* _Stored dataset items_
-*-
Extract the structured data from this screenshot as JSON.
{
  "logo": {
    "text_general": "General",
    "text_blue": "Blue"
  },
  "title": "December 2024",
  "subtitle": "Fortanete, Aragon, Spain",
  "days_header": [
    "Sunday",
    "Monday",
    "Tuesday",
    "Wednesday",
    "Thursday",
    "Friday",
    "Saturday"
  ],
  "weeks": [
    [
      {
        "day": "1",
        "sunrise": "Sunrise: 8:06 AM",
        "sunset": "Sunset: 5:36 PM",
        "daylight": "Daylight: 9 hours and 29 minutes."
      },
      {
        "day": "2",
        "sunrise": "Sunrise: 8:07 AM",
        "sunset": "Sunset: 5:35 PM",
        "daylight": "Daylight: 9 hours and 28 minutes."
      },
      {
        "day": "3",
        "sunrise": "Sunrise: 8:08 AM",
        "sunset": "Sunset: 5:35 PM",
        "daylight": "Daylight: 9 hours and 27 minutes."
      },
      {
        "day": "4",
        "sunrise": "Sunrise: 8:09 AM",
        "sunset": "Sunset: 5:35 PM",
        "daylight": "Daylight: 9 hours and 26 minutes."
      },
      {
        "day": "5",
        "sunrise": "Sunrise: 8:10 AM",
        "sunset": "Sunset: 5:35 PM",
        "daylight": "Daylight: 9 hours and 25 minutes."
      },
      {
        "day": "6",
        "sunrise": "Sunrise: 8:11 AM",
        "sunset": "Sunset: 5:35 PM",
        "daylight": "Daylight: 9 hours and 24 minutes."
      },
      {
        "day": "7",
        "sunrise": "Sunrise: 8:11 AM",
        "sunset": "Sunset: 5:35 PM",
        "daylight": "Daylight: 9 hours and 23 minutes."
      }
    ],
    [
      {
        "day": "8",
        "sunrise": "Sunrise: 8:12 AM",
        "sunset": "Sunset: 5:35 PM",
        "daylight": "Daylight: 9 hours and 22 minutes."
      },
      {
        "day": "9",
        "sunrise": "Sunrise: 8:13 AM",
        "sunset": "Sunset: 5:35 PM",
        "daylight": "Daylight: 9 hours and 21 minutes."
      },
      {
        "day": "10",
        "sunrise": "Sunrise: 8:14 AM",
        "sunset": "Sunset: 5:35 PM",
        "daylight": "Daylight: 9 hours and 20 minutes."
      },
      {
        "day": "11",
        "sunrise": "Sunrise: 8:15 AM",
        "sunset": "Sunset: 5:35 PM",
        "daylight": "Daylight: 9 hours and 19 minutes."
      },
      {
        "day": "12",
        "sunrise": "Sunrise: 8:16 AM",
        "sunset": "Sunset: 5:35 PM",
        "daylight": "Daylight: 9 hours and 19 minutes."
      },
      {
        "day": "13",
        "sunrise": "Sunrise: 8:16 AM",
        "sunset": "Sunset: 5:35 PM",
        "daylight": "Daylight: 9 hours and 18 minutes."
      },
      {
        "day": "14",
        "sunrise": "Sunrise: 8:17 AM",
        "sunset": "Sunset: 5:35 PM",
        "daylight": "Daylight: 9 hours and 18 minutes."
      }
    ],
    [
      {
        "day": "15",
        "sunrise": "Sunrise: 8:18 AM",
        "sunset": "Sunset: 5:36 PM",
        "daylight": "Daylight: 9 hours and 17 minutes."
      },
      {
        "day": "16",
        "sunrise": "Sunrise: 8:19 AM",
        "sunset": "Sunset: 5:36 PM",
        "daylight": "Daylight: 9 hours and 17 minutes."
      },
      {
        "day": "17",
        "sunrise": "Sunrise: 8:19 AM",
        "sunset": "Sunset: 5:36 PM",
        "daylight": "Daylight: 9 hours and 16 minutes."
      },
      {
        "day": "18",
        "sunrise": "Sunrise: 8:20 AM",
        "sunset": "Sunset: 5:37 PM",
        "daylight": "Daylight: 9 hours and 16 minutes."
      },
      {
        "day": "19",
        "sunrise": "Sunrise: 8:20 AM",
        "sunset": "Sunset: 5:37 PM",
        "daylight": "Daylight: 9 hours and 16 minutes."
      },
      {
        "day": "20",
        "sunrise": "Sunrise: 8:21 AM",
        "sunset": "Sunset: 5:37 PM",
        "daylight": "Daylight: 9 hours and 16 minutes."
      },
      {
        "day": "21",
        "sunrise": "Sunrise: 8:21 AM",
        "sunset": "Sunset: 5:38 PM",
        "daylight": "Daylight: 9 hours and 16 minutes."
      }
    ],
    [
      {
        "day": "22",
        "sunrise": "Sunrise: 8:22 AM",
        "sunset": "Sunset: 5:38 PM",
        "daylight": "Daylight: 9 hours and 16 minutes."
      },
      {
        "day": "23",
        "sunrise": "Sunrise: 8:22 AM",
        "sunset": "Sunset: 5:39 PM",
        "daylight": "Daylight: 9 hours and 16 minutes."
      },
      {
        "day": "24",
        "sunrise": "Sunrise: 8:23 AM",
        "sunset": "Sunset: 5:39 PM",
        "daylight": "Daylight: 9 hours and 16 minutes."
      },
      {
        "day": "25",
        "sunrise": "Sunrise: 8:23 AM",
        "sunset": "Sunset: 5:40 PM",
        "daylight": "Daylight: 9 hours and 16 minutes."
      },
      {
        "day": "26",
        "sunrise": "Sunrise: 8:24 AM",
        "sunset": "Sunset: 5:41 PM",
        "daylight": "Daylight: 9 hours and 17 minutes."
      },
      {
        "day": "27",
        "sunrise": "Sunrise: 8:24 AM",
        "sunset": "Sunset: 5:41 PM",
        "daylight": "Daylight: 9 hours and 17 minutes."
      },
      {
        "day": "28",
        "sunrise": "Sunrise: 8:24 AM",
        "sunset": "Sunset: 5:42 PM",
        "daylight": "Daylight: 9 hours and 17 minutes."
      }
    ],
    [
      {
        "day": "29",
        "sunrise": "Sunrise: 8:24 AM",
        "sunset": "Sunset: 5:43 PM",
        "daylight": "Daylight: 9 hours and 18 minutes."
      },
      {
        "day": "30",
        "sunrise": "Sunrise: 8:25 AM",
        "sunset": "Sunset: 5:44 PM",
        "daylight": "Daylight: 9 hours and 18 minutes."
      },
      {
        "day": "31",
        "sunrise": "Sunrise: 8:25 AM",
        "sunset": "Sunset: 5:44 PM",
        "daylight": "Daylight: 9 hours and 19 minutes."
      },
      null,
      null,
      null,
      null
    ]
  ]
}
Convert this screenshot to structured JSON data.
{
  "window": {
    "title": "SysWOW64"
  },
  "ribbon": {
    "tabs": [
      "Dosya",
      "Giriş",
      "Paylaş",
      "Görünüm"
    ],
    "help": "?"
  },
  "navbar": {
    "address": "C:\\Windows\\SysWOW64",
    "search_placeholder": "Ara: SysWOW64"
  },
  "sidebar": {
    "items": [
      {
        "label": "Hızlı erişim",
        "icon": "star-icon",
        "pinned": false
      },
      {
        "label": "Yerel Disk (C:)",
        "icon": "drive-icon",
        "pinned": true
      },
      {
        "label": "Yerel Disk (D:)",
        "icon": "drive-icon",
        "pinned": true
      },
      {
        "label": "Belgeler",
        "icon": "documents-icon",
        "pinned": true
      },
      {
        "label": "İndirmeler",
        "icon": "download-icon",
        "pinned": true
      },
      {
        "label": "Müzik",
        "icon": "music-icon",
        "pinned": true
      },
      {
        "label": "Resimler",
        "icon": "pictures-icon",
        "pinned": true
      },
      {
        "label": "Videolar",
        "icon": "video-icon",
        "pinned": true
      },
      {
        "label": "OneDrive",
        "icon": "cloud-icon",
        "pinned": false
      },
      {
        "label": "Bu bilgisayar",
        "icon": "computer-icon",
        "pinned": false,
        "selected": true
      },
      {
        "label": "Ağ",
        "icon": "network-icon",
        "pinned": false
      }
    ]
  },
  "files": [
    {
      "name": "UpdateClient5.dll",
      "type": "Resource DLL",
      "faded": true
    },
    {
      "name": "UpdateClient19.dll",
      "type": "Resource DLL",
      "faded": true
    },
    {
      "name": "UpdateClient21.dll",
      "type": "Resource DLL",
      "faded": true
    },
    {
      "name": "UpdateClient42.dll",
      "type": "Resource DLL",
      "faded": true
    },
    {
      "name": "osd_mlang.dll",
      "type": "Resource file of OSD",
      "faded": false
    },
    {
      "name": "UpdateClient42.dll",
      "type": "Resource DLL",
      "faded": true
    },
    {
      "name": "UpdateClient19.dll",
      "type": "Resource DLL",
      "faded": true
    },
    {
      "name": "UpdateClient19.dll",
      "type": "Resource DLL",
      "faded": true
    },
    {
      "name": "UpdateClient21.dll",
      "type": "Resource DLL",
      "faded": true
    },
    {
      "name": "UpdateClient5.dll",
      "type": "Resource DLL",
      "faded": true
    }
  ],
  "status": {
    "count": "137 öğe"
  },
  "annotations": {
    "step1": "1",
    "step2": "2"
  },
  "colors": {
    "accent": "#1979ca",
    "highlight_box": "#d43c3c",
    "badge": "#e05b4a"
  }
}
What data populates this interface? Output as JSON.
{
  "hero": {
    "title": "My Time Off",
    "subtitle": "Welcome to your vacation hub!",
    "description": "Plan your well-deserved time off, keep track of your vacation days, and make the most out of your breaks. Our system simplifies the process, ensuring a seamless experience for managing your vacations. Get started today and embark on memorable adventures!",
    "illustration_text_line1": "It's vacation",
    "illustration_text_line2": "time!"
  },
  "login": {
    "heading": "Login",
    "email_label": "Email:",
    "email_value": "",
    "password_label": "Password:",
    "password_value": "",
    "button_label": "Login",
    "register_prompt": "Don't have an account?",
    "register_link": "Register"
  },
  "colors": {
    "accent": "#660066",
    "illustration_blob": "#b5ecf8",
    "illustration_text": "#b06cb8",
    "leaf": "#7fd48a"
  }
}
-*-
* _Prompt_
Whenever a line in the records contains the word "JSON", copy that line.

* _Your solution_
Extract the structured data from this screenshot as JSON.
Convert this screenshot to structured JSON data.
What data populates this interface? Output as JSON.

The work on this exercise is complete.